Vincent is usually the person who takes you under his wing for the first few weeks after you arrival, taking you to buy a sim card, showing you where the supermarket is and helping you exchange money. Although you guys may not become BFFs, you will always be grateful to him for sharing his wealth of knowledge with you.
You’ve been at work for a week or two. The initial excitement and general feeling of exhaustion is finally dissipating and you’re settling into your new job smoothly. One day you go to the cafeteria to buy a sandwich and someone bumps into you. Thinking its a student, you turn around to give them a mouthful on manners only to discover Leo…
For a second you’re confused; you stop breathing and you just stand there with your mouth open because Leo looks exactly like the husband you left back home! As he apologizes politely with a sublime accent, you stop staring at his defined cheekbones and finally close your open mouth. You manage to utter something that sounds distinctly Hungarian (a language you don’t speak) and scuttle off timidly, preparing to starve or borrow food from a colleague who takes pity on you. You also vow to avoid Leo for the foreseeable future but as the weeks roll on, you see him more than any other colleague at your school.
By now you are asking what kind of expat is Expat Panda? Well:

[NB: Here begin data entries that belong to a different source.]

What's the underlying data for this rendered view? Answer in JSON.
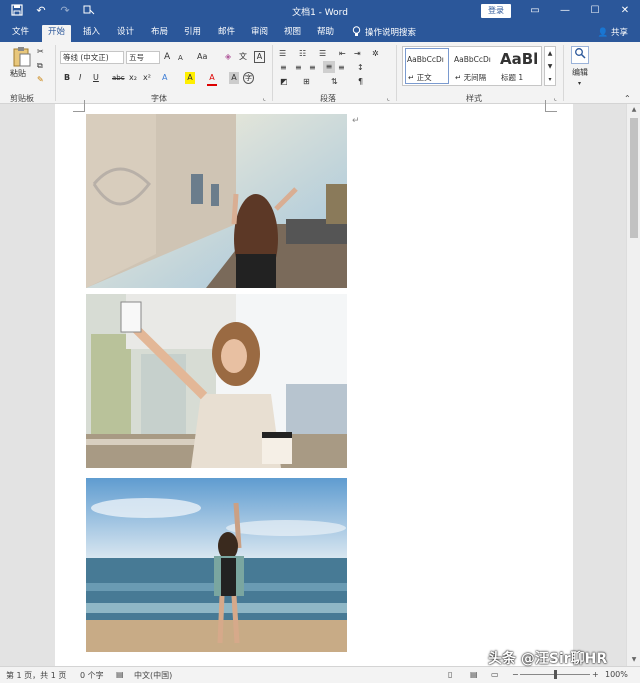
{
  "titlebar": {
    "title": "文档1  -  Word",
    "login_label": "登录",
    "qat": [
      "save-icon",
      "undo-icon",
      "redo-icon",
      "touch-mode-icon"
    ],
    "controls": {
      "restore": "▭",
      "minimize": "—",
      "maximize": "☐",
      "close": "✕"
    }
  },
  "tabs": [
    {
      "label": "文件"
    },
    {
      "label": "开始"
    },
    {
      "label": "插入"
    },
    {
      "label": "设计"
    },
    {
      "label": "布局"
    },
    {
      "label": "引用"
    },
    {
      "label": "邮件"
    },
    {
      "label": "审阅"
    },
    {
      "label": "视图"
    },
    {
      "label": "帮助"
    }
  ],
  "tell_me": "操作说明搜索",
  "share": "共享",
  "ribbon": {
    "clipboard": {
      "paste": "粘贴",
      "label": "剪贴板"
    },
    "font": {
      "name": "等线 (中文正)",
      "size": "五号",
      "label": "字体",
      "aa_label": "Aa",
      "bold": "B",
      "italic": "I",
      "underline": "U",
      "strike": "abc",
      "subscript": "x₂",
      "superscript": "x²",
      "grow": "A",
      "shrink": "A",
      "highlight": "A",
      "font_color": "A",
      "char_shading": "A",
      "enclosed": "字",
      "wen": "文",
      "boxed": "A"
    },
    "paragraph": {
      "label": "段落"
    },
    "styles": {
      "label": "样式",
      "items": [
        {
          "sample": "AaBbCcDı",
          "name": "↵ 正文"
        },
        {
          "sample": "AaBbCcDı",
          "name": "↵ 无间隔"
        },
        {
          "sample": "AaBl",
          "name": "标题 1"
        }
      ]
    },
    "editing": {
      "label": "编辑"
    }
  },
  "document": {
    "paragraph_mark": "↵"
  },
  "status": {
    "page": "第 1 页，共 1 页",
    "words": "0 个字",
    "language": "中文(中国)",
    "zoom": "100%",
    "zoom_minus": "−",
    "zoom_plus": "+"
  },
  "watermark": "头条 @汪Sir聊HR"
}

This is where I find myself. Sometimes I wear a bikini and sometimes I cover my hair. Sometimes I spend a lot of time in my apartment, blogging or skyping with Fox back home. I try to speak Arabic and use local hand gestures to insult bad drivers. So I’m a blend in.
Lonely yet eager to experience the personal growth of living in a new place. Embracing local culture yet unable to entirely shrug off my own. Eating as much fatayer as possible while also craving burgers. Watching Bollywood movies by day and listening to Arabic music at night.
The Chameleon loves where she came from and loves where she is now. But she realizes that for all the gains in embracing a new culture, she has also lost an intimate belonging in her home culture. For the chameleon, that’s okay, it’s all part of the adventure!
When you move abroad, keep your expectations real. Don’t imagine for a moment that because you’re there, and other expats are there, you’re all like-minded. Chances are, you’re not and you will gravitate toward those who don’t bring you down with negativity and homesickness. Although you may have to be civil to everyone, you don’t have to be everyone’s friend!